This business is a real number-cruncher. It is all about how many tickets the group can sell. It sold around 120,000 for Leeds and Reading, at £90 each. And by 2005, it will have a 40 per cent stake in Glastonbury, for which 115,000 tickets were sold this year at £105 a piece. So, as long as it can still attract crowd-pulling bands, its share price looks set to continue moving up the charts.|
|sofa_surfer: With you now.
Although a word of warning for present share price situ, the RSI is overbought at 88, anything above 75 would normally constitute as a sell signal, look out for reactions south in the short term.|
|bipos: barnetpeter i agreed with you this company share price could fly with the release of some good news due to the small capitalisation of this company.|
|kabomp: I think the reason the share price won't move is because of past performance. This share has offered so much for so long but has actually lost me money rather than made. I am still convinced it will turn out good in the end.|

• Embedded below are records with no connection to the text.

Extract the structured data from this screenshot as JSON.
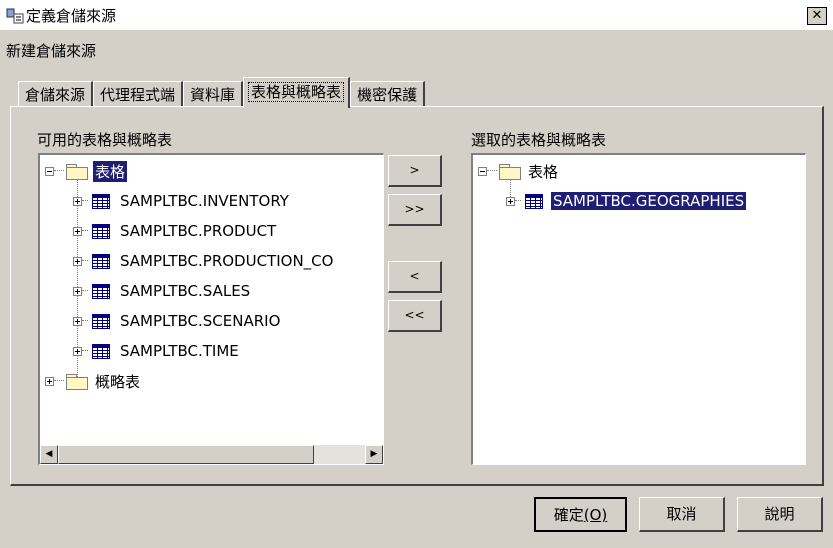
{
  "window": {
    "title": "定義倉儲來源",
    "close_label": "✕",
    "subtitle": "新建倉儲來源"
  },
  "tabs": [
    {
      "label": "倉儲來源",
      "active": false
    },
    {
      "label": "代理程式端",
      "active": false
    },
    {
      "label": "資料庫",
      "active": false
    },
    {
      "label": "表格與概略表",
      "active": true
    },
    {
      "label": "機密保護",
      "active": false
    }
  ],
  "available": {
    "label": "可用的表格與概略表",
    "tables_folder": "表格",
    "items": [
      "SAMPLTBC.INVENTORY",
      "SAMPLTBC.PRODUCT",
      "SAMPLTBC.PRODUCTION_CO",
      "SAMPLTBC.SALES",
      "SAMPLTBC.SCENARIO",
      "SAMPLTBC.TIME"
    ],
    "views_folder": "概略表"
  },
  "selected": {
    "label": "選取的表格與概略表",
    "tables_folder": "表格",
    "items": [
      "SAMPLTBC.GEOGRAPHIES"
    ]
  },
  "transfer_buttons": {
    "add": ">",
    "add_all": ">>",
    "remove": "<",
    "remove_all": "<<"
  },
  "buttons": {
    "ok": "確定",
    "ok_mnemonic": "(O)",
    "cancel": "取消",
    "help": "說明"
  },
  "icons": {
    "app": "window-app-icon",
    "folder": "folder-icon",
    "table": "table-icon",
    "expand": "plus-expander-icon",
    "collapse": "minus-expander-icon"
  },
  "colors": {
    "dialog_bg": "#d4d0c8",
    "selection_bg": "#1e1e74",
    "selection_fg": "#ffffff"
  }
}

|buckers01: I'm beginning to think the world has got completely depressed. MEF keep annoucing little gems like concerts and partnerships and bids for radio licences and the share price ..............does nothing. Where's everybody gone, what's happening, no wonder the markets wont lift off. Where's everyones sense of adventure.|

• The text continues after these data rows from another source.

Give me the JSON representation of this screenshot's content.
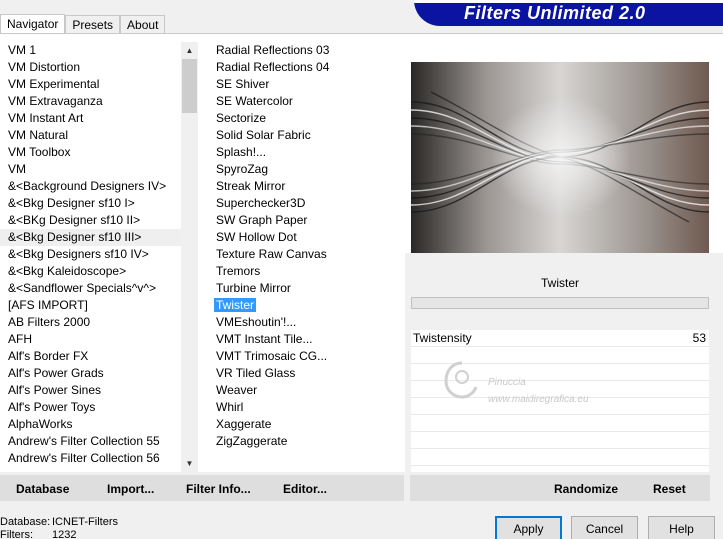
{
  "banner": {
    "title": "Filters Unlimited 2.0"
  },
  "tabs": [
    {
      "label": "Navigator"
    },
    {
      "label": "Presets"
    },
    {
      "label": "About"
    }
  ],
  "categories": {
    "items": [
      "VM 1",
      "VM Distortion",
      "VM Experimental",
      "VM Extravaganza",
      "VM Instant Art",
      "VM Natural",
      "VM Toolbox",
      "VM",
      "&<Background Designers IV>",
      "&<Bkg Designer sf10 I>",
      "&<BKg Designer sf10 II>",
      "&<Bkg Designer sf10 III>",
      "&<Bkg Designers sf10 IV>",
      "&<Bkg Kaleidoscope>",
      "&<Sandflower Specials^v^>",
      "[AFS IMPORT]",
      "AB Filters 2000",
      "AFH",
      "Alf's Border FX",
      "Alf's Power Grads",
      "Alf's Power Sines",
      "Alf's Power Toys",
      "AlphaWorks",
      "Andrew's Filter Collection 55",
      "Andrew's Filter Collection 56"
    ],
    "highlighted": "&<Bkg Designer sf10 III>"
  },
  "filters": {
    "items": [
      "Radial Reflections 03",
      "Radial Reflections 04",
      "SE Shiver",
      "SE Watercolor",
      "Sectorize",
      "Solid Solar Fabric",
      "Splash!...",
      "SpyroZag",
      "Streak Mirror",
      "Superchecker3D",
      "SW Graph Paper",
      "SW Hollow Dot",
      "Texture Raw Canvas",
      "Tremors",
      "Turbine Mirror",
      "Twister",
      "VMEshoutin'!...",
      "VMT Instant Tile...",
      "VMT Trimosaic CG...",
      "VR Tiled Glass",
      "Weaver",
      "Whirl",
      "Xaggerate",
      "ZigZaggerate"
    ],
    "selected": "Twister"
  },
  "scrollbar": {
    "up_glyph": "▲",
    "down_glyph": "▼"
  },
  "filter_panel": {
    "filter_name": "Twister"
  },
  "params": [
    {
      "label": "Twistensity",
      "value": "53"
    }
  ],
  "watermark": {
    "line1": "Pinuccia",
    "line2": "www.maidiregrafica.eu"
  },
  "left_buttons": {
    "database": "Database",
    "import": "Import...",
    "filter_info": "Filter Info...",
    "editor": "Editor..."
  },
  "right_buttons": {
    "randomize": "Randomize",
    "reset": "Reset"
  },
  "status": {
    "database_label": "Database:",
    "database_value": "ICNET-Filters",
    "filters_label": "Filters:",
    "filters_value": "1232"
  },
  "dialog": {
    "apply": "Apply",
    "cancel": "Cancel",
    "help": "Help"
  },
  "colors": {
    "banner_bg": "#0a14a0",
    "selection": "#3399ff"
  }
}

|crowman: For those of us who bought meanfiddler when it was floated as a dot com, all this positive posting is quite astonishing!
Meanfiddler.com was floated and its shares sold to us (the general public)in the press as a little gold mine, with online ticket sales in thier millions offered as the main revenue stream, and I therefore without doing proper research chucked in a few grand at 9p.
Within six months, the true situation re. these shares became apparent- the Board intended to merge the dotcom with the parent company and the shares would be valued back down at 1p.
So the revenue stream of online ticket sales that most of us were investing in the dotcom to benefit from, was going to be absorbed into the main business, and we effectively had the vast majority of our shares value wiped out.
It is hard to believe that this wasnt planned from the start, and that the press releases were designed to get people jumping on board at inflated prices.
When I did some investigating, it turned out that there were some board members of meanfiddler who had been previously bankrupted, the original calculation that meanfiddler made regarding the merger and the relative value of shares was incorrect, and devalued the investment of the dotcom shareholder more than it should have, and that I should never have trusted these people with a single penny of my money!
And low and behold, when meanfiddler finally gets floated as a single company, the share price goes where?
I wouldnt get too bullish about these guys if I were you. Regardless of the potential for the business itself, my feeling is that they'll pass as little of the profits onto shareholders as they possibly can, and there are literally hundreds of better shares to invest your hard earned money in than this one!!
Give it a wide bearth!
(BEar in mind I still hold a few of these shares and so have no financial benefit from putting my view across!!!!)|
|buckers01: Forget about the consolidation of the share price. This company has merit becuase of what it does. It is good at organising rock events and managing clubs and venues like the Garage and Astoria.
The share price is only falling at the moment because people thought they were going to make a quick buck from the group enlarging. The big boys and the shrewd investors are just sitting on the sidelines waiting for another 10p to 15p mark down and they will top up prior to news starting to flow from the group.
I may be lucky in that I got into these at 1p soon after Bass announced thier involvement. They don't throw money at no hopers but with this one you may have to wait 12 to 18 months before you see good profits.
If you want to know what they do go to www.meanfiddler.com and check out the website.
Mean Fiddler Gp share price data is direct from the London Stock Exchange